Extracted data>
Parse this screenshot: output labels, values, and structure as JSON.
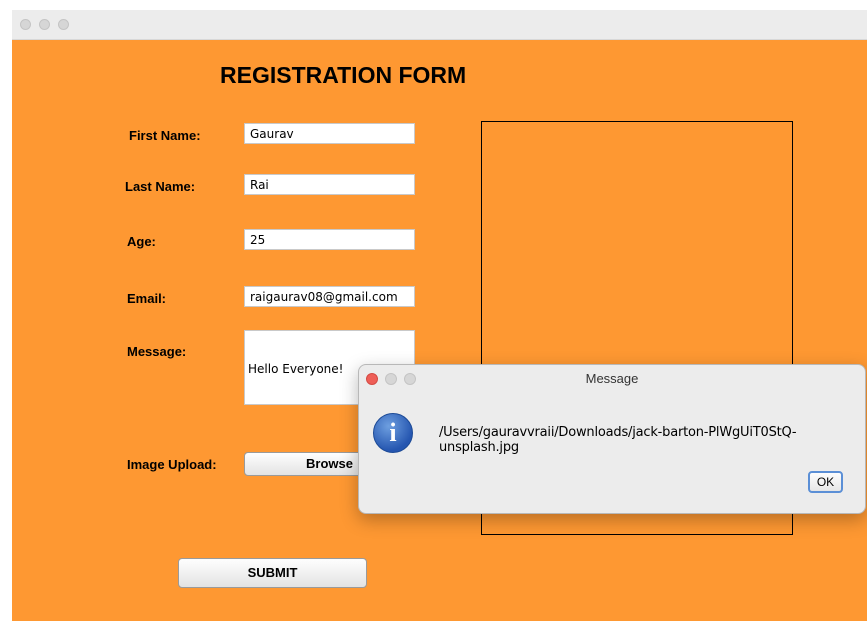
{
  "window": {
    "background_color": "#fe9832"
  },
  "form": {
    "title": "REGISTRATION FORM",
    "first_name": {
      "label": "First Name:",
      "value": "Gaurav"
    },
    "last_name": {
      "label": "Last Name:",
      "value": "Rai"
    },
    "age": {
      "label": "Age:",
      "value": "25"
    },
    "email": {
      "label": "Email:",
      "value": "raigaurav08@gmail.com"
    },
    "message": {
      "label": "Message:",
      "value": "Hello Everyone!"
    },
    "image_upload": {
      "label": "Image Upload:",
      "button": "Browse"
    },
    "submit": "SUBMIT"
  },
  "dialog": {
    "title": "Message",
    "icon": "info-icon",
    "text": "/Users/gauravvraii/Downloads/jack-barton-PlWgUiT0StQ-unsplash.jpg",
    "ok": "OK"
  }
}
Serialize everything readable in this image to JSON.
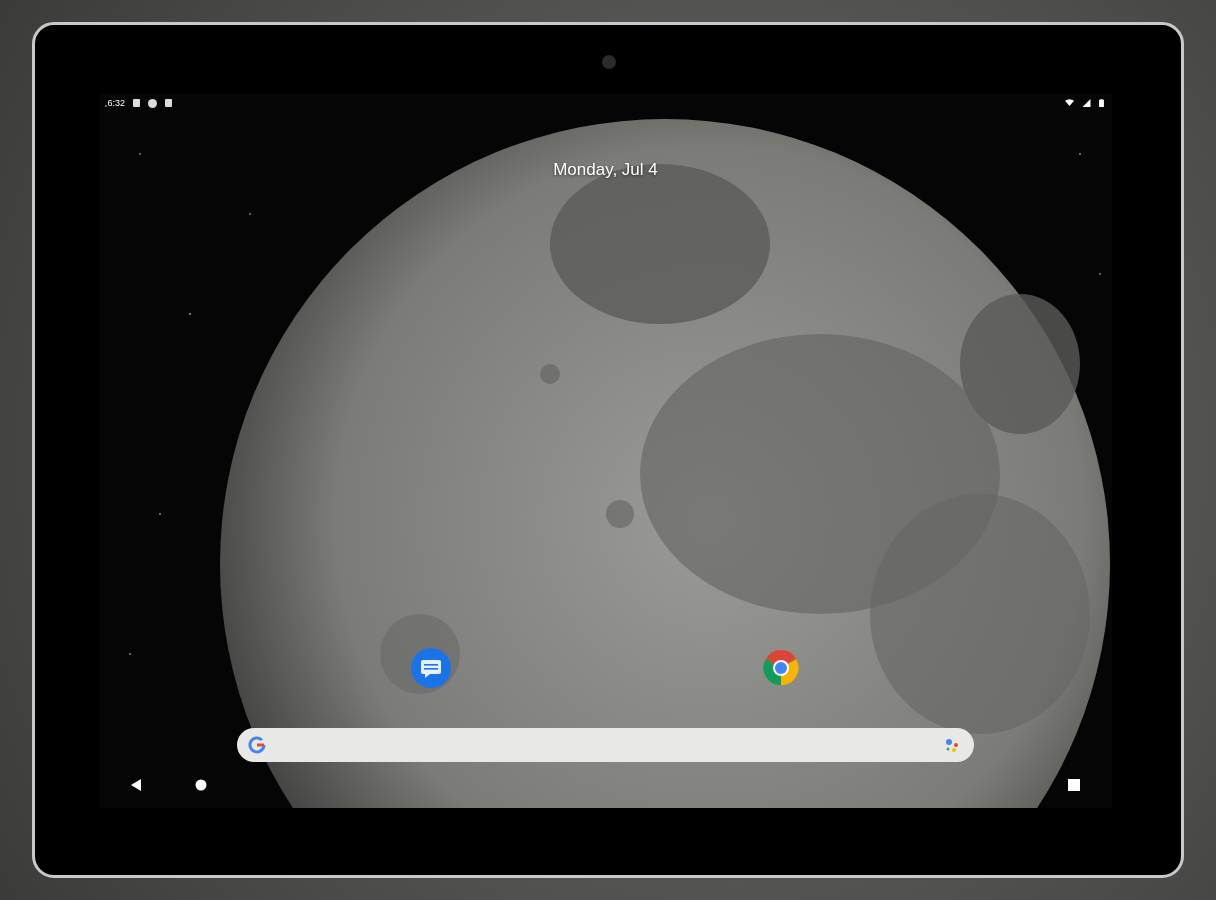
{
  "status_bar": {
    "time": "6:32"
  },
  "date": "Monday, Jul 4",
  "home_apps": [
    {
      "kind": "messages"
    },
    {
      "kind": "browser"
    }
  ]
}
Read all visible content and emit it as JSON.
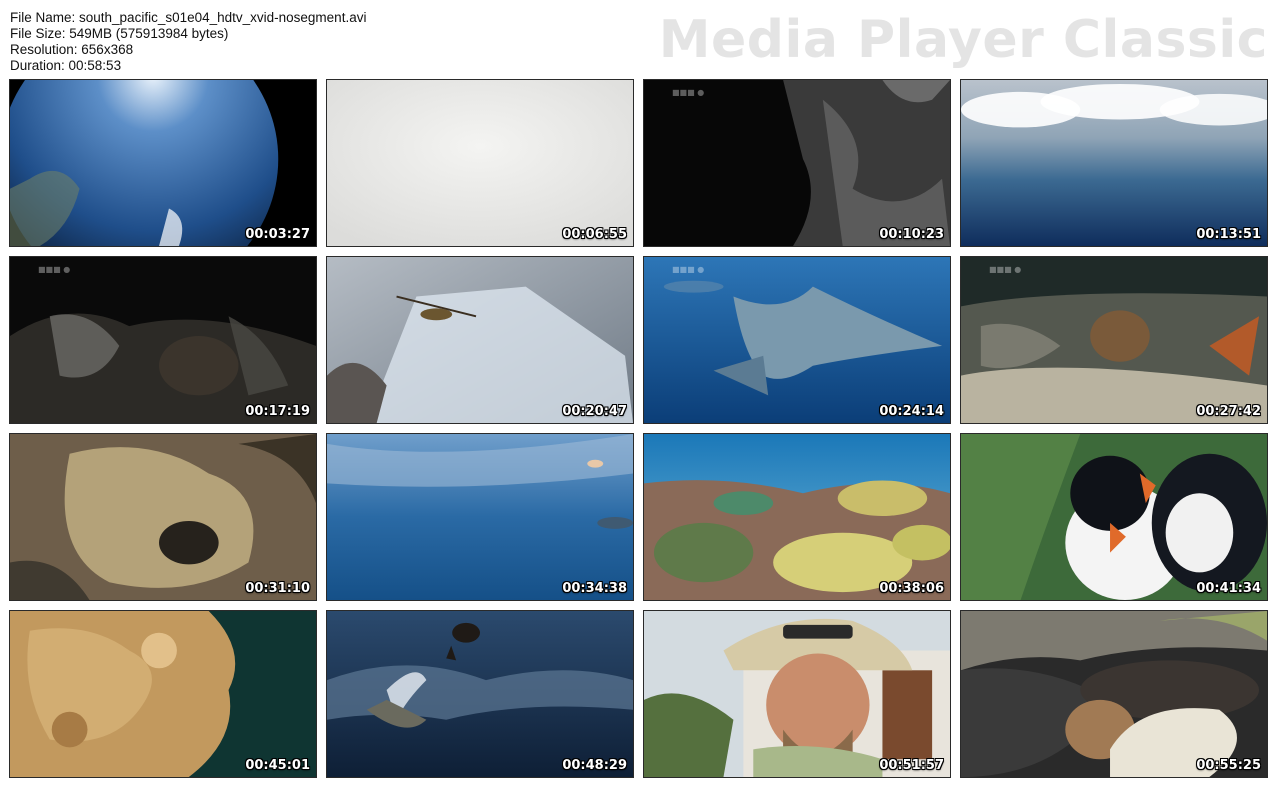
{
  "file_info": {
    "name_line": "File Name: south_pacific_s01e04_hdtv_xvid-nosegment.avi",
    "size_line": "File Size: 549MB (575913984 bytes)",
    "resolution_line": "Resolution: 656x368",
    "duration_line": "Duration: 00:58:53"
  },
  "watermark": "Media Player Classic",
  "thumbnails": [
    {
      "timestamp": "00:03:27",
      "scene": "earth-from-space"
    },
    {
      "timestamp": "00:06:55",
      "scene": "white-overexposed"
    },
    {
      "timestamp": "00:10:23",
      "scene": "dark-rock-crevice"
    },
    {
      "timestamp": "00:13:51",
      "scene": "clouds-over-ocean"
    },
    {
      "timestamp": "00:17:19",
      "scene": "rat-on-rocks-night"
    },
    {
      "timestamp": "00:20:47",
      "scene": "cricket-on-ice"
    },
    {
      "timestamp": "00:24:14",
      "scene": "shark-underwater"
    },
    {
      "timestamp": "00:27:42",
      "scene": "shell-on-reef"
    },
    {
      "timestamp": "00:31:10",
      "scene": "coral-closeup"
    },
    {
      "timestamp": "00:34:38",
      "scene": "fish-school-blue"
    },
    {
      "timestamp": "00:38:06",
      "scene": "coral-reef-colorful"
    },
    {
      "timestamp": "00:41:34",
      "scene": "two-birds"
    },
    {
      "timestamp": "00:45:01",
      "scene": "fan-coral"
    },
    {
      "timestamp": "00:48:29",
      "scene": "sea-lion-leaping-wave"
    },
    {
      "timestamp": "00:51:57",
      "scene": "man-in-hat"
    },
    {
      "timestamp": "00:55:25",
      "scene": "people-on-lava-rocks"
    }
  ]
}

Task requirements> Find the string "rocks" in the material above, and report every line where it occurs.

Expected output>
      "scene": "rat-on-rocks-night"
      "scene": "people-on-lava-rocks"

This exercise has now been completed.